6.) Buy your daughter-in-law nice presents for birthdays and holidays. This might sound superficial, but it IS the thought that counts. Whether you have the budget of a pauper or the budget of a Trump, put some thought into it. Perhaps you are into homemade gifts, and your family is the recipient of your hand-crafted delights year after year. Then make your daughter-in-law something too. Perhaps you hit the Black Friday sales with a gusto every year and your family is the recipient of your bargain-hunting treasures. Then make sure your daughter-in-law receives a treasure too. Perhaps you search all year long for that one perfect gift for your son. Then add your daughter-in-law to the list as well, and search for that one perfect gift for her. When she truly feels like another important, highly-valued member of your family, and not just the recipient of a rejected, clearance toaster from the Walmart bargain bin, then your relationship will thrive. Unless that's your thing. You know, buying your family presents from the Walmart clearance bin. Then g'head and get your daughter-in-law one too. As long as you make her feel like one of the family.
7.) Do not treat your relationship as a competition. Sure, you may know exactly how your son likes his eggs cooked, the names of all his friends, and precisely how many moles he has on his body. So what. So does your daughter-in-law. You love him. She loves him too. This isn't a tug-of-war about who loves him more, or who knows him better. You both do. Isn't he a lucky guy?
Of course, all of this is a two-way street. If you are going to be an oversensitive, grudge-holding hag of a daughter-in-law, and not open to any kind of happy, functional relationship with the woman who raised the boy into the man that you fell madly in love with, well, then, I've got nothing for you. You're on your own. But remember that you, too, are leading by example for your children, and when they see you honor and care for their grandmother, then hopefully they grow up and marry nice people that honor and care for you too.
It's a win-win situation.
Good-bye, my dear friend and mother-in-law Nancy. Thank you for loving me, being my friend, not judging me, and treating me like a valued member of your family.

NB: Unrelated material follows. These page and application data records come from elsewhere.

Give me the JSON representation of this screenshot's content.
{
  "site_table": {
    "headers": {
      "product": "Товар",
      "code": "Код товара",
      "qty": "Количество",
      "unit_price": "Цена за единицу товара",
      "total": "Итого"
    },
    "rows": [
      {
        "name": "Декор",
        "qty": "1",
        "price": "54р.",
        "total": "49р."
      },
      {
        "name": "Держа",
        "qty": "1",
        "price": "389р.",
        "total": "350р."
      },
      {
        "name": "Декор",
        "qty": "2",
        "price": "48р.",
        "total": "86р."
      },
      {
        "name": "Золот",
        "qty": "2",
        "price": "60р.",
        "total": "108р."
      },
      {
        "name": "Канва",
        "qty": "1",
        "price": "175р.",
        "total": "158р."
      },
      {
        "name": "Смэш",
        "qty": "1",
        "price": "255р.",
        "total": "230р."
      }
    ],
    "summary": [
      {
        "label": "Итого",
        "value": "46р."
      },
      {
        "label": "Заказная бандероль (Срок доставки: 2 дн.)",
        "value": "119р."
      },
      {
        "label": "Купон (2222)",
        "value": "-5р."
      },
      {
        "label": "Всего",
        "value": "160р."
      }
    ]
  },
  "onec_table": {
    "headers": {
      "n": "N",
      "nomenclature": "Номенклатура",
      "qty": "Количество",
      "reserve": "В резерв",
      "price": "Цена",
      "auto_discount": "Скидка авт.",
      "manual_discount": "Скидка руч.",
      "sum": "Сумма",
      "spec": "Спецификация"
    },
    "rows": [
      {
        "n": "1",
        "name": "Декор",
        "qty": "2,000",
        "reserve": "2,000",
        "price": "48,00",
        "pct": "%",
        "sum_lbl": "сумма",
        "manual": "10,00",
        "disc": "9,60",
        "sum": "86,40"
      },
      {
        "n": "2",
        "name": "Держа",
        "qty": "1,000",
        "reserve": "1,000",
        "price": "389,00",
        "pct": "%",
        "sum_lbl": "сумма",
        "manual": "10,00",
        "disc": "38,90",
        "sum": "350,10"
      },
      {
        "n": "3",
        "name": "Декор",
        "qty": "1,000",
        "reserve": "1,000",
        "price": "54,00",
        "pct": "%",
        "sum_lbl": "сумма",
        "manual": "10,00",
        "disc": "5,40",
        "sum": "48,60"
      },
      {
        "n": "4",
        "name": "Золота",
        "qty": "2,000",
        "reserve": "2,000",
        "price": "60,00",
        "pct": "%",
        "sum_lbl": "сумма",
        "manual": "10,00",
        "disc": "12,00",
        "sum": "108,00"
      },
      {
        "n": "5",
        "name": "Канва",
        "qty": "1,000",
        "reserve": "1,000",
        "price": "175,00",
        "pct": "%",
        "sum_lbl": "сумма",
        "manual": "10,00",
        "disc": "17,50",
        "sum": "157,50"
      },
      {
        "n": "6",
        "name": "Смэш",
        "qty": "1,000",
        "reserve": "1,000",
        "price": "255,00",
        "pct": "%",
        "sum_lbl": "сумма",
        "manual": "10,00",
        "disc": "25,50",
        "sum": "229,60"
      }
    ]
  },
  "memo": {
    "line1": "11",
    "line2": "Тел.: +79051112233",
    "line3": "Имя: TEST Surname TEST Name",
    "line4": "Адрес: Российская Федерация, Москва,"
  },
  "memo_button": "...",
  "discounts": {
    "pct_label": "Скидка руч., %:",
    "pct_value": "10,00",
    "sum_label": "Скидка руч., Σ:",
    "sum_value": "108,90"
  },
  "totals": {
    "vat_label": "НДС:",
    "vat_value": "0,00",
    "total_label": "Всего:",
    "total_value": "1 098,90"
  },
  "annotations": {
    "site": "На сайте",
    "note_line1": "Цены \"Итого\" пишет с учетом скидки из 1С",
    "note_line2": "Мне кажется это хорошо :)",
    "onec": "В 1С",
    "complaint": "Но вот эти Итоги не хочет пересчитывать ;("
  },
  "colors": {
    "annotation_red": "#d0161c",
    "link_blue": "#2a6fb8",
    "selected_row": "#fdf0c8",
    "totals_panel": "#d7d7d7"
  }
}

If I can be half the mother-in-law that you were to my children's spouses someday, then I will be a success.
Until then, I will mourn you well.
You deserve it.